“What number seat are you looking for?” He asked it as though Simeon was the most unimportant creature in the universe, with the same throwaway condescension of his worst undergraduate professors. His hand remained on the empty seat and he said, “This is seventeen.”
“Yes—seventeen! That’s my seat. Look—look at my ticket, for heaven’s sake!” Simeon held it closer to the man’s face.
His nemesis tapped the empty seat again and he told Simeon, “This is seventeen, I’m in sixteen and—”
“Fifteen,” the woman snapped, patting him a little more forcefully with her program. “Now sit down, you bloody hooligan!”
Simeon popped forward the collar of his denim jacket, a move he had learned long ago from old films. “Hooligan? I merely wish to sit—”
Simeon dropped down into the empty seat and looked at his ticket again. His was seventeen, and that was definitely the empty seat.
“Sorry,” he whispered. “How embarrassing—but it’s so dark, I…”
Yet his neighbor didn’t offer him so much as a glance, merely gesturing with one hand, a flick of the wrist that commanded silence. A faint glare of light reflected for a moment from the jeweled cufflink that peeped out from beneath the sleeve of the man’s jacket, then Simeon’s attention was caught by the curtain which, thank God, was finally beginning to rise.
This isn’t going to be an awkward three hours at all, is it?
Not at all.
Simeon was soon carried into the play. The scenery was gorgeous, and he overlooked the unimpressive acting because whoever was playing Theseus—if only Simeon had had time to grab a program—was a thoroughly delicious silver fox. As he settled into seat seventeen, Simeon became aware of a scent from somewhere nearby—a very pleasant cologne. The kind that Theseus would wear, in fact. Manly. Distinguished. The cologne of a mature man, who—
Christ, it isn’t the grumpy sod sat beside me, is it?
Simeon peered at him from the corner of his eye.
It wouldn’t be him. He had the voice and manner of an old-school toff. Lord knows this city has enough of them, and none of them wear cologne like that. Oh, for his own Theseus wearing that cologne.
Simeon forced himself to concentrate on the play, even though the energetic young actors didn’t hold much interest for him. But with any luck, Theseus would turn up again as Oberon, King of the Fairies.

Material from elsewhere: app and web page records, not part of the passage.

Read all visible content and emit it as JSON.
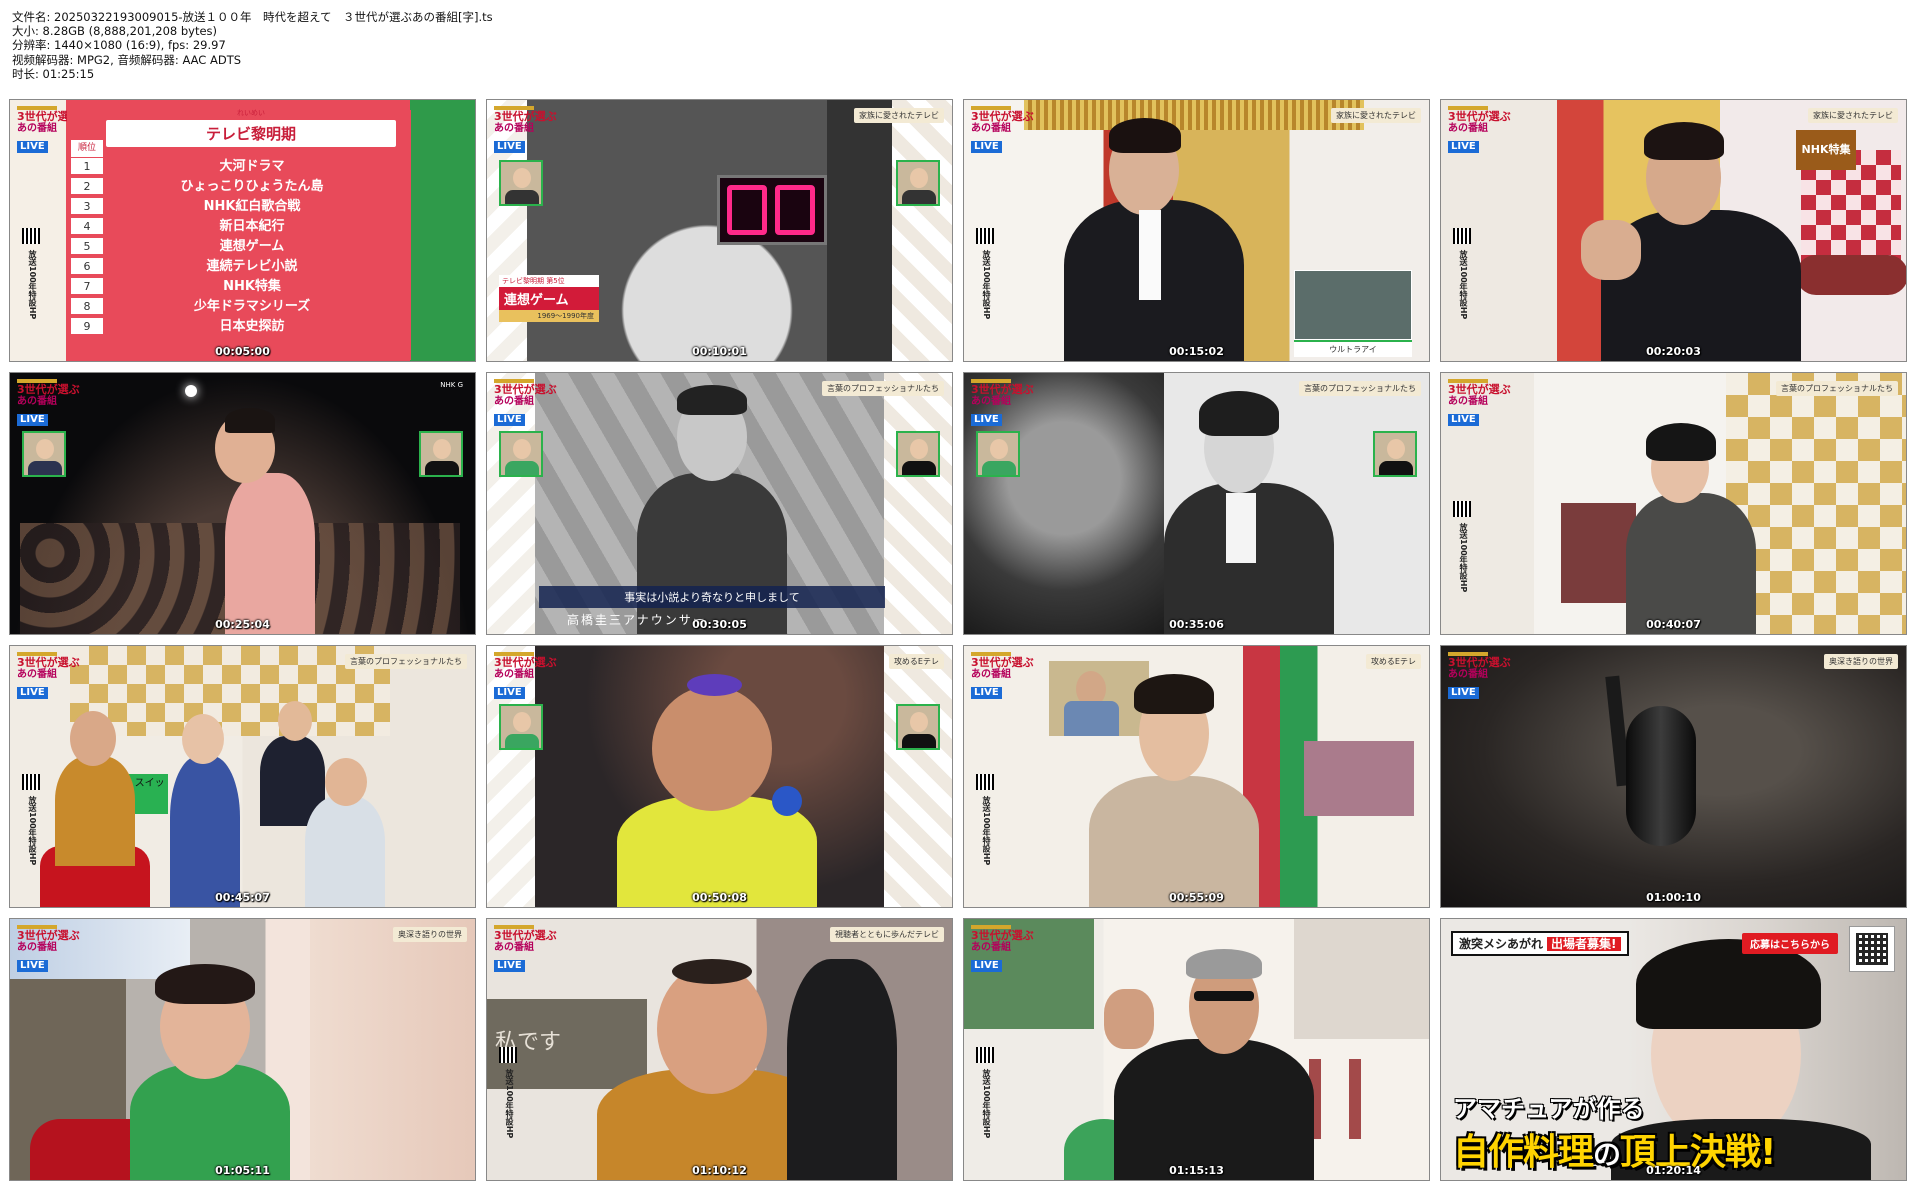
{
  "header": {
    "filename": "文件名: 20250322193009015-放送１００年　時代を超えて　３世代が選ぶあの番組[字].ts",
    "size": "大小: 8.28GB (8,888,201,208 bytes)",
    "resolution": "分辨率: 1440×1080 (16:9), fps: 29.97",
    "codec": "视频解码器: MPG2, 音频解码器: AAC ADTS",
    "duration": "时长: 01:25:15"
  },
  "common": {
    "logo_line1": "3世代が選ぶ",
    "logo_line2": "あの番組",
    "logo_live": "LIVE",
    "side_text": "放送100年特設HP"
  },
  "tiles": [
    {
      "time": "00:05:00",
      "tag": ""
    },
    {
      "time": "00:10:01",
      "tag": "家族に愛されたテレビ"
    },
    {
      "time": "00:15:02",
      "tag": "家族に愛されたテレビ"
    },
    {
      "time": "00:20:03",
      "tag": "家族に愛されたテレビ"
    },
    {
      "time": "00:25:04",
      "tag": "NHK G"
    },
    {
      "time": "00:30:05",
      "tag": "言葉のプロフェッショナルたち"
    },
    {
      "time": "00:35:06",
      "tag": "言葉のプロフェッショナルたち"
    },
    {
      "time": "00:40:07",
      "tag": "言葉のプロフェッショナルたち"
    },
    {
      "time": "00:45:07",
      "tag": "言葉のプロフェッショナルたち"
    },
    {
      "time": "00:50:08",
      "tag": "攻めるEテレ"
    },
    {
      "time": "00:55:09",
      "tag": "攻めるEテレ"
    },
    {
      "time": "01:00:10",
      "tag": "奥深き語りの世界"
    },
    {
      "time": "01:05:11",
      "tag": "奥深き語りの世界"
    },
    {
      "time": "01:10:12",
      "tag": "視聴者とともに歩んだテレビ"
    },
    {
      "time": "01:15:13",
      "tag": ""
    },
    {
      "time": "01:20:14",
      "tag": ""
    }
  ],
  "ranking": {
    "title": "テレビ黎明期",
    "ruby": "れいめい",
    "col_head": "順位",
    "rows": [
      {
        "no": "1",
        "name": "大河ドラマ"
      },
      {
        "no": "2",
        "name": "ひょっこりひょうたん島"
      },
      {
        "no": "3",
        "name": "NHK紅白歌合戦"
      },
      {
        "no": "4",
        "name": "新日本紀行"
      },
      {
        "no": "5",
        "name": "連想ゲーム"
      },
      {
        "no": "6",
        "name": "連続テレビ小説"
      },
      {
        "no": "7",
        "name": "NHK特集"
      },
      {
        "no": "8",
        "name": "少年ドラマシリーズ"
      },
      {
        "no": "9",
        "name": "日本史探訪"
      }
    ]
  },
  "tile2": {
    "lt_small": "テレビ黎明期 第5位",
    "lt_title": "連想ゲーム",
    "lt_years": "1969～1990年度"
  },
  "tile3": {
    "caption": "ウルトラアイ"
  },
  "tile4": {
    "sign": "NHK特集"
  },
  "tile6": {
    "subtitle": "事実は小説より奇なりと申しまして",
    "bottom_text": "高橋圭三アナウンサー"
  },
  "tile9": {
    "board_text": "ピタゴ スイッ"
  },
  "tile14": {
    "board_text": "私です"
  },
  "tile16": {
    "badge": "激突メシあがれ",
    "badge_red": "出場者募集!",
    "apply": "応募はこちらから",
    "line1": "アマチュアが作る",
    "line2a": "自作料理",
    "line2b": "の",
    "line2c": "頂上決戦!"
  }
}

A man can dream.
Before Simeon had time to lament the departure of Theseus too much, the curtain fell and the house lights came up. The interval. He really could do with a drink. Perhaps he should do the decent thing and apologize to the man who hadn’t been in his seat?
“Look, sorry—I don’t suppose you’d like to—?”
He glanced round at the man who’d sat so quietly beside him in the dark and held his breath as he looked at him.
The woman who had weaponized her program shot Simeon a pointed, disapproving look before bustling from the row. It was only then that he realized the couple weren’t together at all. In fact, as the woman departed, the man in seat sixteen was gazing fixedly at his program and clearly trying to pretend that Simeon didn’t exist.
Bloody hell, how could I have been so stupid?
The man in seat sixteen was gorgeous.
A head of thick blond hair, stranded with silver, and a strong jaw. Tall. Nicely dressed—far more nicely than Simeon. The man in seat sixteen seemed to have made an effort for going out to the theater, with a shirt and tie and three-piece suit.
And he was wearing that damn cologne.
Simeon turned in his seat and grinned him. “Mate—look, I’m going to grab a drink. Do you—can I get you something by way of apology? Least I can do.”